▶ [YOUR INSTRUCTIONS] Below are entries to examine: work out how many lines contain the word "icon", and give only that number.

━━━ RECORDS PROVIDED ━━━

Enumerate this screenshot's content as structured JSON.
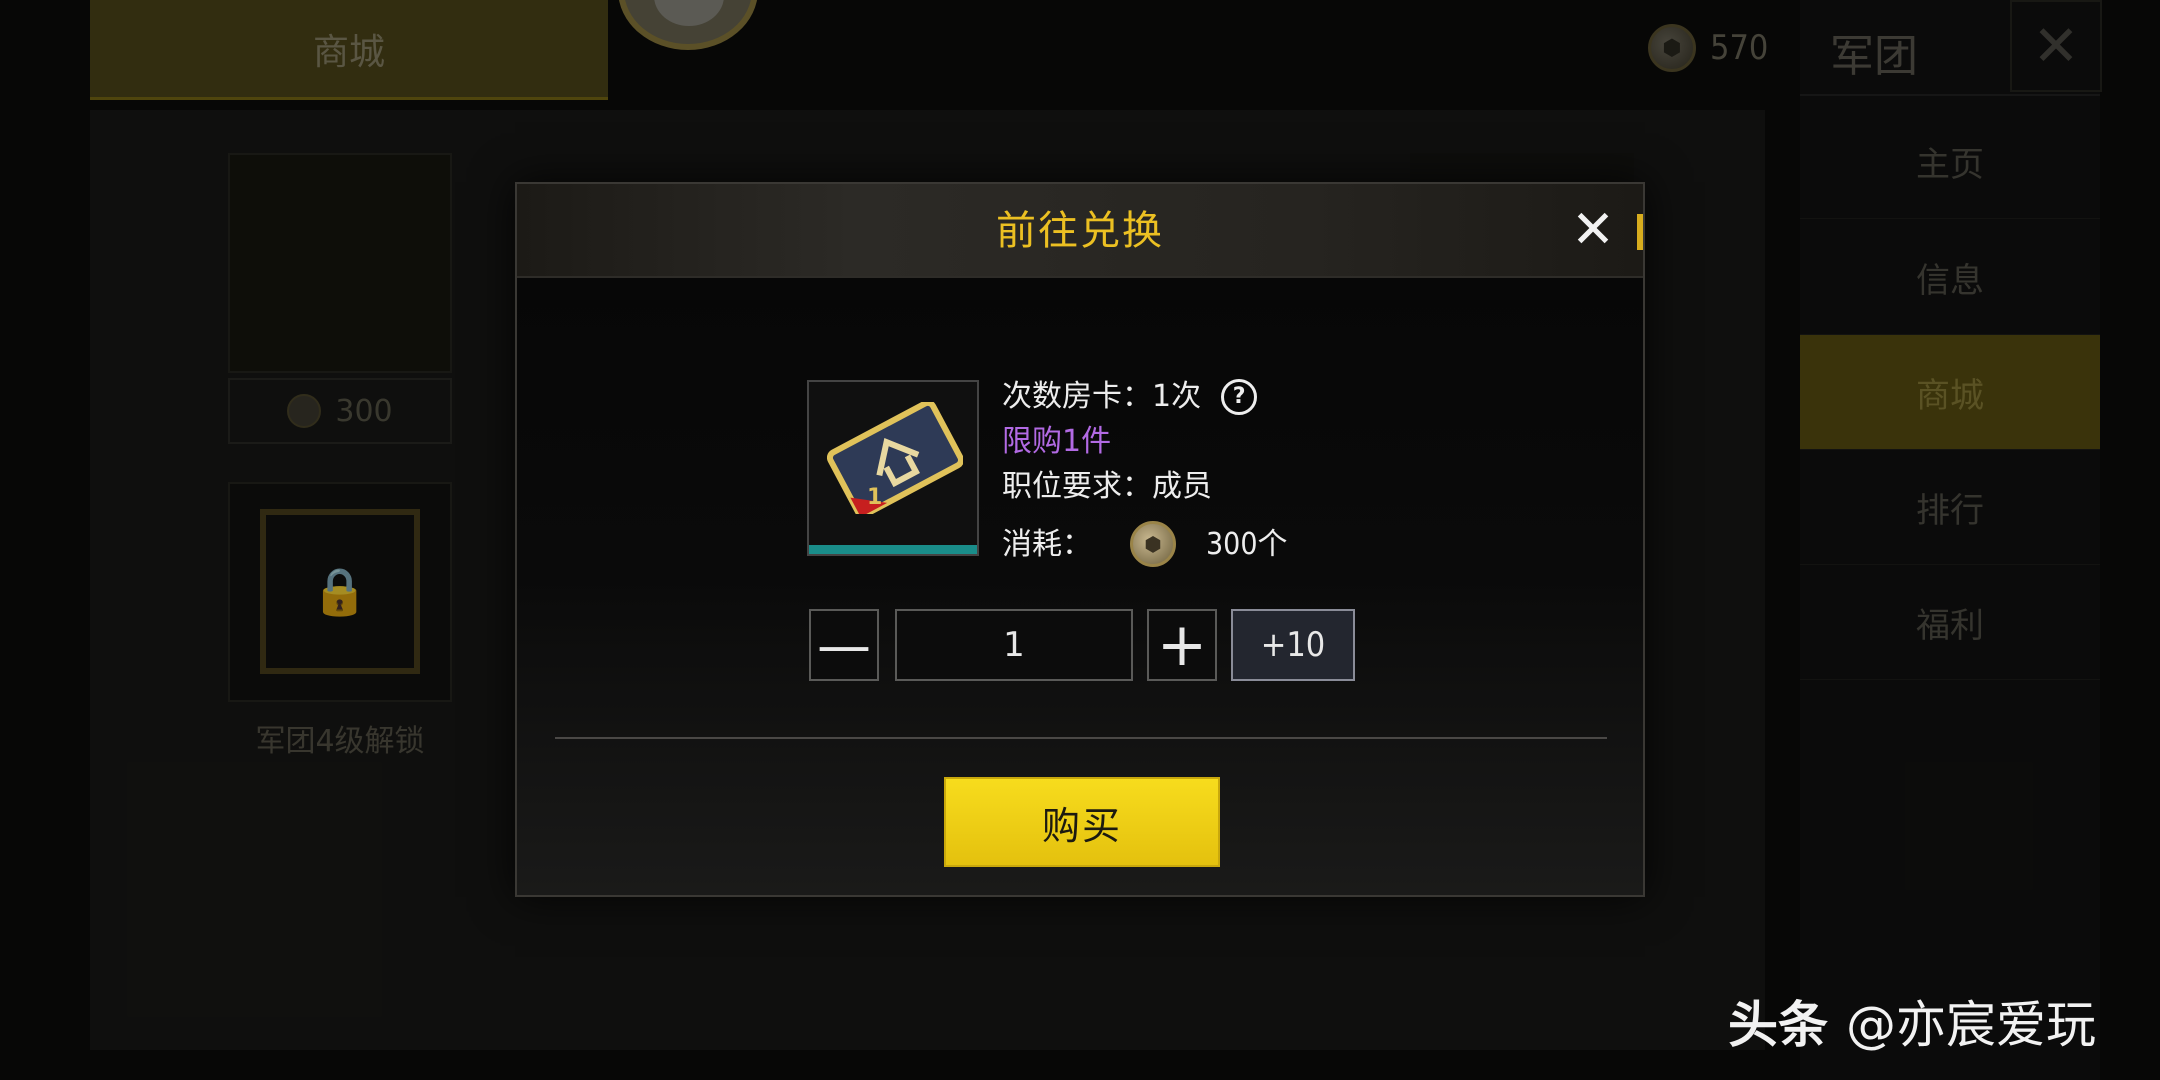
{
  "header": {
    "tab_shop": "商城",
    "currency_value": "570",
    "currency_icon": "guild-coin-icon"
  },
  "sidebar": {
    "title": "军团",
    "close_icon": "close-icon",
    "items": [
      {
        "label": "主页",
        "active": false
      },
      {
        "label": "信息",
        "active": false
      },
      {
        "label": "商城",
        "active": true
      },
      {
        "label": "排行",
        "active": false
      },
      {
        "label": "福利",
        "active": false
      }
    ]
  },
  "shop": {
    "first_item_price": "300",
    "locked_label": "军团4级解锁"
  },
  "modal": {
    "title": "前往兑换",
    "item_name": "次数房卡：1次",
    "limit": "限购1件",
    "requirement": "职位要求：成员",
    "cost_label": "消耗：",
    "cost_value": "300个",
    "quantity": "1",
    "minus_label": "—",
    "plus_label": "+",
    "plus10_label": "+10",
    "buy_label": "购买"
  },
  "watermark": {
    "brand": "头条",
    "handle": "@亦宸爱玩"
  },
  "colors": {
    "title_gold": "#ecc022",
    "buy_yellow": "#f7dc1d",
    "limit_purple": "#b26ae4",
    "item_bar_teal": "#1a8d8a"
  }
}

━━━

▶ [TASK SOLUTION] 2